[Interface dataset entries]
▼
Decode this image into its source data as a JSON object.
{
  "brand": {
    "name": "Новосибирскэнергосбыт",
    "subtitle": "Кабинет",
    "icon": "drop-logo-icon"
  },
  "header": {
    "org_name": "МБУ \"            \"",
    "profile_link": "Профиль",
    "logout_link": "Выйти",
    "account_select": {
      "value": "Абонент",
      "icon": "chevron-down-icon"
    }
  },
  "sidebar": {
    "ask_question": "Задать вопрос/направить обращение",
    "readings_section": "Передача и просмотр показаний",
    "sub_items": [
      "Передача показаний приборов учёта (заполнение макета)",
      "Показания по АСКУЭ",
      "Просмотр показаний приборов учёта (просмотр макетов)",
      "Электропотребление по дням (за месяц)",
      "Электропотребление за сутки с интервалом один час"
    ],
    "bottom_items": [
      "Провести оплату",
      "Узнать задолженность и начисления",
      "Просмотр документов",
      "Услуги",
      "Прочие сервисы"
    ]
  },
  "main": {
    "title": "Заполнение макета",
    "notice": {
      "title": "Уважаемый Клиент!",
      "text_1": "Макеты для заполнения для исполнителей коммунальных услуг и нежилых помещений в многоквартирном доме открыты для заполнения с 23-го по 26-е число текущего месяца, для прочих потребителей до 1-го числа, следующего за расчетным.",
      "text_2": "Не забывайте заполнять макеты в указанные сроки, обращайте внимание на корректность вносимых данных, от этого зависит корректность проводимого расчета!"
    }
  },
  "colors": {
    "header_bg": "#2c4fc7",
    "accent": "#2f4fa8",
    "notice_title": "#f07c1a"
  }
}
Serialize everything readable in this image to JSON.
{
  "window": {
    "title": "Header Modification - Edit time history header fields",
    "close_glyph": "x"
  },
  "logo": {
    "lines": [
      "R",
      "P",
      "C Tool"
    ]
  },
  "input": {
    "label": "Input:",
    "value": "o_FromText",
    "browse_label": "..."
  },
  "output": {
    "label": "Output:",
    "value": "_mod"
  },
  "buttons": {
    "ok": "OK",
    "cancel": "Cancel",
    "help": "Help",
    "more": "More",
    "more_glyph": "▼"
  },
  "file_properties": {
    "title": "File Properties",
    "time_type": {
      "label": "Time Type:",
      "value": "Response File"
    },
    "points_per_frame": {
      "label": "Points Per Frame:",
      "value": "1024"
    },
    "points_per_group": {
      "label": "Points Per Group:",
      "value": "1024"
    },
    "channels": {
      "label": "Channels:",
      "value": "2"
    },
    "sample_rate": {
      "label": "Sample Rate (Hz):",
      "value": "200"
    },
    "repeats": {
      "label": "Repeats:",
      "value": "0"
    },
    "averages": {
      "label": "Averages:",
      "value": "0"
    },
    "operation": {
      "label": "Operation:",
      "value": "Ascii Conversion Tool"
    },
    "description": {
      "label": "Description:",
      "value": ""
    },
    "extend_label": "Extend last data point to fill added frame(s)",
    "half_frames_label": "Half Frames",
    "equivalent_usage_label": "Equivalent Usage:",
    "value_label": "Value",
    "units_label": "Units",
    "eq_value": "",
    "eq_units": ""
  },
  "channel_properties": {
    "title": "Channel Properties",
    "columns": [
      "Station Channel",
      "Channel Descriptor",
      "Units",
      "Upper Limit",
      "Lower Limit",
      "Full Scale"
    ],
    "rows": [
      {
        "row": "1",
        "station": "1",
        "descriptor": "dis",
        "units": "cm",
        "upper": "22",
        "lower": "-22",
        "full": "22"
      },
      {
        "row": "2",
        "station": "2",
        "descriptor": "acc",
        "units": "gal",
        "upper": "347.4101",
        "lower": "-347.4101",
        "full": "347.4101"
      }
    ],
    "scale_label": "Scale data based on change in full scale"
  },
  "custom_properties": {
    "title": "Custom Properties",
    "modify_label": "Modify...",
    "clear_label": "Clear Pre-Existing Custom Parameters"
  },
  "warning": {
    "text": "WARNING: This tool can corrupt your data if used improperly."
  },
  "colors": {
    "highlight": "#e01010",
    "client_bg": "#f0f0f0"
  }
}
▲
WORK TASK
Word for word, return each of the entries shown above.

SOLUTION FOR THIS EXERCISE
Decode this image into its source data as a JSON object.
{
  "brand": {
    "name": "Новосибирскэнергосбыт",
    "subtitle": "Кабинет",
    "icon": "drop-logo-icon"
  },
  "header": {
    "org_name": "МБУ \"            \"",
    "profile_link": "Профиль",
    "logout_link": "Выйти",
    "account_select": {
      "value": "Абонент",
      "icon": "chevron-down-icon"
    }
  },
  "sidebar": {
    "ask_question": "Задать вопрос/направить обращение",
    "readings_section": "Передача и просмотр показаний",
    "sub_items": [
      "Передача показаний приборов учёта (заполнение макета)",
      "Показания по АСКУЭ",
      "Просмотр показаний приборов учёта (просмотр макетов)",
      "Электропотребление по дням (за месяц)",
      "Электропотребление за сутки с интервалом один час"
    ],
    "bottom_items": [
      "Провести оплату",
      "Узнать задолженность и начисления",
      "Просмотр документов",
      "Услуги",
      "Прочие сервисы"
    ]
  },
  "main": {
    "title": "Заполнение макета",
    "notice": {
      "title": "Уважаемый Клиент!",
      "text_1": "Макеты для заполнения для исполнителей коммунальных услуг и нежилых помещений в многоквартирном доме открыты для заполнения с 23-го по 26-е число текущего месяца, для прочих потребителей до 1-го числа, следующего за расчетным.",
      "text_2": "Не забывайте заполнять макеты в указанные сроки, обращайте внимание на корректность вносимых данных, от этого зависит корректность проводимого расчета!"
    }
  },
  "colors": {
    "header_bg": "#2c4fc7",
    "accent": "#2f4fa8",
    "notice_title": "#f07c1a"
  }
}
Serialize everything readable in this image to JSON.
{
  "window": {
    "title": "Header Modification - Edit time history header fields",
    "close_glyph": "x"
  },
  "logo": {
    "lines": [
      "R",
      "P",
      "C Tool"
    ]
  },
  "input": {
    "label": "Input:",
    "value": "o_FromText",
    "browse_label": "..."
  },
  "output": {
    "label": "Output:",
    "value": "_mod"
  },
  "buttons": {
    "ok": "OK",
    "cancel": "Cancel",
    "help": "Help",
    "more": "More",
    "more_glyph": "▼"
  },
  "file_properties": {
    "title": "File Properties",
    "time_type": {
      "label": "Time Type:",
      "value": "Response File"
    },
    "points_per_frame": {
      "label": "Points Per Frame:",
      "value": "1024"
    },
    "points_per_group": {
      "label": "Points Per Group:",
      "value": "1024"
    },
    "channels": {
      "label": "Channels:",
      "value": "2"
    },
    "sample_rate": {
      "label": "Sample Rate (Hz):",
      "value": "200"
    },
    "repeats": {
      "label": "Repeats:",
      "value": "0"
    },
    "averages": {
      "label": "Averages:",
      "value": "0"
    },
    "operation": {
      "label": "Operation:",
      "value": "Ascii Conversion Tool"
    },
    "description": {
      "label": "Description:",
      "value": ""
    },
    "extend_label": "Extend last data point to fill added frame(s)",
    "half_frames_label": "Half Frames",
    "equivalent_usage_label": "Equivalent Usage:",
    "value_label": "Value",
    "units_label": "Units",
    "eq_value": "",
    "eq_units": ""
  },
  "channel_properties": {
    "title": "Channel Properties",
    "columns": [
      "Station Channel",
      "Channel Descriptor",
      "Units",
      "Upper Limit",
      "Lower Limit",
      "Full Scale"
    ],
    "rows": [
      {
        "row": "1",
        "station": "1",
        "descriptor": "dis",
        "units": "cm",
        "upper": "22",
        "lower": "-22",
        "full": "22"
      },
      {
        "row": "2",
        "station": "2",
        "descriptor": "acc",
        "units": "gal",
        "upper": "347.4101",
        "lower": "-347.4101",
        "full": "347.4101"
      }
    ],
    "scale_label": "Scale data based on change in full scale"
  },
  "custom_properties": {
    "title": "Custom Properties",
    "modify_label": "Modify...",
    "clear_label": "Clear Pre-Existing Custom Parameters"
  },
  "warning": {
    "text": "WARNING: This tool can corrupt your data if used improperly."
  },
  "colors": {
    "highlight": "#e01010",
    "client_bg": "#f0f0f0"
  }
}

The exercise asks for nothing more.